*Requirement*.
Would you reproduce the entries that follow exactly as they appear?

*Entries provided*.
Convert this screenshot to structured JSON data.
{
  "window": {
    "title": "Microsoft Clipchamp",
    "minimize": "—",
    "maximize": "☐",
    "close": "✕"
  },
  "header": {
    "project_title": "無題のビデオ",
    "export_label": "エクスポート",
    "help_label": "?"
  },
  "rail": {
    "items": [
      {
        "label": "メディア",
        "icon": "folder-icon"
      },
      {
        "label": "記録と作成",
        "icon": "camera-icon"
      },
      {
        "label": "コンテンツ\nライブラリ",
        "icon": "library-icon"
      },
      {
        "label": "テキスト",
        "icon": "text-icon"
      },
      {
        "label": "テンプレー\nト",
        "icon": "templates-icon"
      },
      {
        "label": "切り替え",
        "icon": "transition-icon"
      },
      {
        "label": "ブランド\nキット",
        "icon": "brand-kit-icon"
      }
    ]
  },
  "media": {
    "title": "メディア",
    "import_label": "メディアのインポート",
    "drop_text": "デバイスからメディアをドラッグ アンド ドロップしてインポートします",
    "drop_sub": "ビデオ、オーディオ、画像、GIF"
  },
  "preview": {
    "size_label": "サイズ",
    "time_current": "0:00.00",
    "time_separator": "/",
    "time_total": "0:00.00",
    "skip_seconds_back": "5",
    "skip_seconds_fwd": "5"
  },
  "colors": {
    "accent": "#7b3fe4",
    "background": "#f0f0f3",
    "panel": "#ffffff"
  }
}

*Final answer*.
Convert this screenshot to structured JSON data.
{
  "window": {
    "title": "Microsoft Clipchamp",
    "minimize": "—",
    "maximize": "☐",
    "close": "✕"
  },
  "header": {
    "project_title": "無題のビデオ",
    "export_label": "エクスポート",
    "help_label": "?"
  },
  "rail": {
    "items": [
      {
        "label": "メディア",
        "icon": "folder-icon"
      },
      {
        "label": "記録と作成",
        "icon": "camera-icon"
      },
      {
        "label": "コンテンツ\nライブラリ",
        "icon": "library-icon"
      },
      {
        "label": "テキスト",
        "icon": "text-icon"
      },
      {
        "label": "テンプレー\nト",
        "icon": "templates-icon"
      },
      {
        "label": "切り替え",
        "icon": "transition-icon"
      },
      {
        "label": "ブランド\nキット",
        "icon": "brand-kit-icon"
      }
    ]
  },
  "media": {
    "title": "メディア",
    "import_label": "メディアのインポート",
    "drop_text": "デバイスからメディアをドラッグ アンド ドロップしてインポートします",
    "drop_sub": "ビデオ、オーディオ、画像、GIF"
  },
  "preview": {
    "size_label": "サイズ",
    "time_current": "0:00.00",
    "time_separator": "/",
    "time_total": "0:00.00",
    "skip_seconds_back": "5",
    "skip_seconds_fwd": "5"
  },
  "colors": {
    "accent": "#7b3fe4",
    "background": "#f0f0f3",
    "panel": "#ffffff"
  }
}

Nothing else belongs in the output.